Visible (VIS) and Short-Wave Infrared (SWIR) microscope optics are designed to operate in different wavelength ranges, and their characteristics are optimized for the specific spectral regions they cover. Here are some key differences between VIS and SWIR microscope optics:
- Wavelength Range:
- VIS Optics: Visible optics are designed to work in the visible light spectrum, typically ranging from approximately 400 to 700 nanometers. This corresponds to the colors that are visible to the human eye.
- SWIR Optics: Short-Wave Infrared optics are optimized for the short-wave infrared spectrum, covering wavelengths from about 1,000 to 2,500 nanometers.
- VIS Optics: Standard optical materials, such as glass, are commonly used for visible optics. These materials are transparent in the visible spectrum and provide good imaging quality.
- SWIR Optics: Optical materials for SWIR optics need to be selected for their transparency in the short-wave infrared region. Common materials include certain types of glass, specialized lenses, and coatings designed for optimal performance in the SWIR range.
- VIS Optics: Coatings on VIS optics may include anti-reflective coatings to minimize reflections and enhance the transmission of visible light.
- SWIR Optics: Coatings on SWIR optics are designed to optimize performance in the short-wave infrared range, including anti-reflective coatings and coatings for chromatic aberration correction.
- Detector Sensitivity:
- VIS Optics: Visible optics are paired with detectors that are sensitive to wavelengths in the visible spectrum. Common detectors include silicon-based charge-coupled devices (CCDs) and complementary metal-oxide-semiconductor (CMOS) sensors.
- SWIR Optics: Short-Wave Infrared optics are coupled with detectors that are sensitive to wavelengths in the SWIR range. Indium Gallium Arsenide (InGaAs) sensors are commonly used for SWIR imaging.
- VIS Optics: Visible microscopy is widely used in various applications, including biological imaging, material science, and routine laboratory work. It is particularly useful for observing samples that exhibit color or absorb light in the visible spectrum.

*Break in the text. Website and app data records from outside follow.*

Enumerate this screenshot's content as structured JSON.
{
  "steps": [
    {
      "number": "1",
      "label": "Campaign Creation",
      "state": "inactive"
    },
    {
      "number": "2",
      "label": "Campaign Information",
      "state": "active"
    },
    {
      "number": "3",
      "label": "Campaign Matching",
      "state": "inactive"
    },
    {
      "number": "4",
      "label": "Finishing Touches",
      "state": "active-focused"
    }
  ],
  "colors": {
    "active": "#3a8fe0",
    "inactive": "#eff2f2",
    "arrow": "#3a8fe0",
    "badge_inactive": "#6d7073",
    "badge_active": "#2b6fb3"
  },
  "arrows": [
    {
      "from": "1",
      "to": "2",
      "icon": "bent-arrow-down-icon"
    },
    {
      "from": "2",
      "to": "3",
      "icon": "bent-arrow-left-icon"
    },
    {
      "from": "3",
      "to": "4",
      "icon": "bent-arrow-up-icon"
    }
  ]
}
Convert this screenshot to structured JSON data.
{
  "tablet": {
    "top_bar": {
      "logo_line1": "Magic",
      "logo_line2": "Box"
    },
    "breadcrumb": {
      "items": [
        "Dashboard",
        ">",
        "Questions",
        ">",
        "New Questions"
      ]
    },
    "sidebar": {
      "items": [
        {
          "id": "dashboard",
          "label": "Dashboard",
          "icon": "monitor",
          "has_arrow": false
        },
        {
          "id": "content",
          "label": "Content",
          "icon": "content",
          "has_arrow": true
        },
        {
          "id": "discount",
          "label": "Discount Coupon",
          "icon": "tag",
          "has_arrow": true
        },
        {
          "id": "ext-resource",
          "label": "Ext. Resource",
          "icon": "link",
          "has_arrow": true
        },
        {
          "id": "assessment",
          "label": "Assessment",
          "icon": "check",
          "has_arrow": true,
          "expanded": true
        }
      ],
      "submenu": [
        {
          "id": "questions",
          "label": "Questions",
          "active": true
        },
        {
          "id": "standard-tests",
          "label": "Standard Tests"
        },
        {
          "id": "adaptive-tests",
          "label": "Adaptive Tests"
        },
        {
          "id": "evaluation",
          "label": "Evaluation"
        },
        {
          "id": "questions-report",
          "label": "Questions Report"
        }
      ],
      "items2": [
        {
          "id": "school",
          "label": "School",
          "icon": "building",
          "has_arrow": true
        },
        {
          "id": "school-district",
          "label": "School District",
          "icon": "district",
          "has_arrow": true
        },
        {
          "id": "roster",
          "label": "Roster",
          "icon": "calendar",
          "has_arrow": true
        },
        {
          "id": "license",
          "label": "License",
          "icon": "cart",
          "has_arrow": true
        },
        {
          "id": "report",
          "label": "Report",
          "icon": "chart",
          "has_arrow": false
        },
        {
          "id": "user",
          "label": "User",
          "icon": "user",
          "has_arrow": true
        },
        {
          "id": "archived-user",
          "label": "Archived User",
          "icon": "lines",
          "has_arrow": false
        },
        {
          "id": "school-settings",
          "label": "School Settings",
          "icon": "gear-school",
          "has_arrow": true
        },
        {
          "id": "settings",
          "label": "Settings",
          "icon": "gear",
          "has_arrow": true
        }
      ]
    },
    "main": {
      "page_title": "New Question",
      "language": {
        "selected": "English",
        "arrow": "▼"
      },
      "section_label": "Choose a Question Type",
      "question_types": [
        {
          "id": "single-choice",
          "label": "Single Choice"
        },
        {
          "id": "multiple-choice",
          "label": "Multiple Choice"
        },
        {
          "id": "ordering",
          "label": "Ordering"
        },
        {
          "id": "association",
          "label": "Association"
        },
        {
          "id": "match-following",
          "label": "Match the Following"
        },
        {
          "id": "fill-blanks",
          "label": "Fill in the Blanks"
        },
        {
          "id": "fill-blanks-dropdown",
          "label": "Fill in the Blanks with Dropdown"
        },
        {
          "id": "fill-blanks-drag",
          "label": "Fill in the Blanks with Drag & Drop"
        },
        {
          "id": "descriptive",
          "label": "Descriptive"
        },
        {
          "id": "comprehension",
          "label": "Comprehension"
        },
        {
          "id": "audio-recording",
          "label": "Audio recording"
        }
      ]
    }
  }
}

- SWIR Optics: SWIR microscopy is utilized in applications where imaging beyond the visible spectrum is necessary. This includes material analysis, semiconductor inspection, and applications requiring penetration of certain materials that are opaque in the visible range.
- Sample Interaction:
- VIS Optics: Visible light interacts differently with samples compared to SWIR light. Some materials may absorb, reflect, or transmit visible light differently, providing unique contrast mechanisms.
- SWIR Optics: SWIR light can penetrate certain materials that are opaque in the visible range, allowing for imaging of subsurface structures and providing additional information for material analysis.
- VIS Optics: Standard visible optics are often more cost-effective due to the widespread use of visible imaging technologies.
- SWIR Optics: SWIR optics may be more specialized and, in some cases, more expensive due to the use of specific materials and coatings optimized for the SWIR range.
In summary, the key differences between VIS and SWIR microscope optics lie in their wavelength range, materials, coatings, detector sensitivity, applications, and sample interaction characteristics. The choice between VIS and SWIR optics depends on the specific requirements of the imaging task and the properties of the samples being analyzed.